Although Payton recalls watching the show with Saunders,
Payton says that he recalls thinking at the time that the
“Defend Brooklyn” people had copied his design.
See ECF No. 112-2 at 98, PageID # 775.
says that, after creating the image, Payton was incarcerated
on drug-related charges. See Saunders Decl. ¶
7, ECF No. 96-11, PageID # 626. Saunders recalls that, while
imprisoned, Payton told her to use the image for their
family, as she was pregnant with his child. Id.
¶ 8, PageID #s 627. According to Saunders, she and
Justin Anderson formed Defend Hawaii, LLC, in 2008.
Id., PageID # 626-27. She says that she subsequently
went into business with Defendant Michael Buntenbah. She
terminated Defend Hawaii, LLC, created Defend, Inc., then
sold her shares of Defend, Inc., to Buntenbah, believing that
“all interest in the Subject Image” was also
transferred to Defend, Inc., and its owner, Buntenbah.
Id. ¶ 10, PageID # 627.
December 2014, Payton registered the “Defend
Hawaii” image with the federal Copyright Office,
Registration Number VA 1-934-173. ECF No. 112-3 (copy of
copyright registration), PageID #s 824-25. Earlier in 2014, a
trademark had been registered for a “Defend
Brooklyn” image with a silhouette of an AK-47:
to the trademark registration for that image, it was first
used in 1996. See ECF No. 96-9, PageID #s 621-22.
The owner of the “Defend Brooklyn” image is
unrelated to any party in this action.
concedes that the “Defend Hawaii” and
“Defend Brooklyn” images are similar.
See Payton Decl. at 99, ECF No. 112-2, PageID # 775.
He says that the two images appear to use the same
“Stencil” font and include a weapon, but that he
did not copy the Defend Brooklyn image. Id. at
59-60, PageID # 765. Payton, however, concedes that it is
possible that he saw the “Defend Brooklyn” image
before he created his “Defend Hawaii” image.

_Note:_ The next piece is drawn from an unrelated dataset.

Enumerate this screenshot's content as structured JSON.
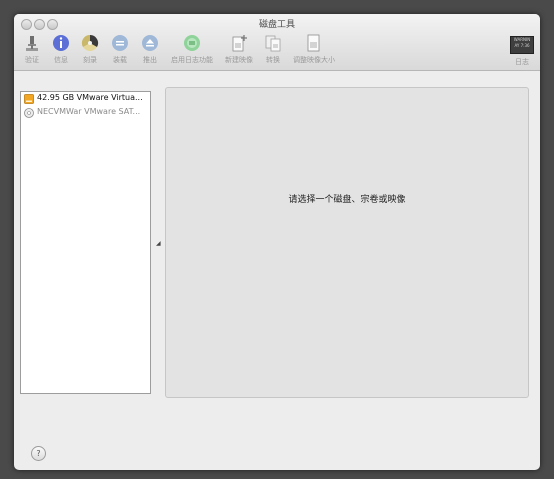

Id. at 57, PageID # 764.
SUMMARY JUDGMENT STANDARD.
summary judgment standard was set forth in this court's
order of October 17, 2017. See ECF No. 106. That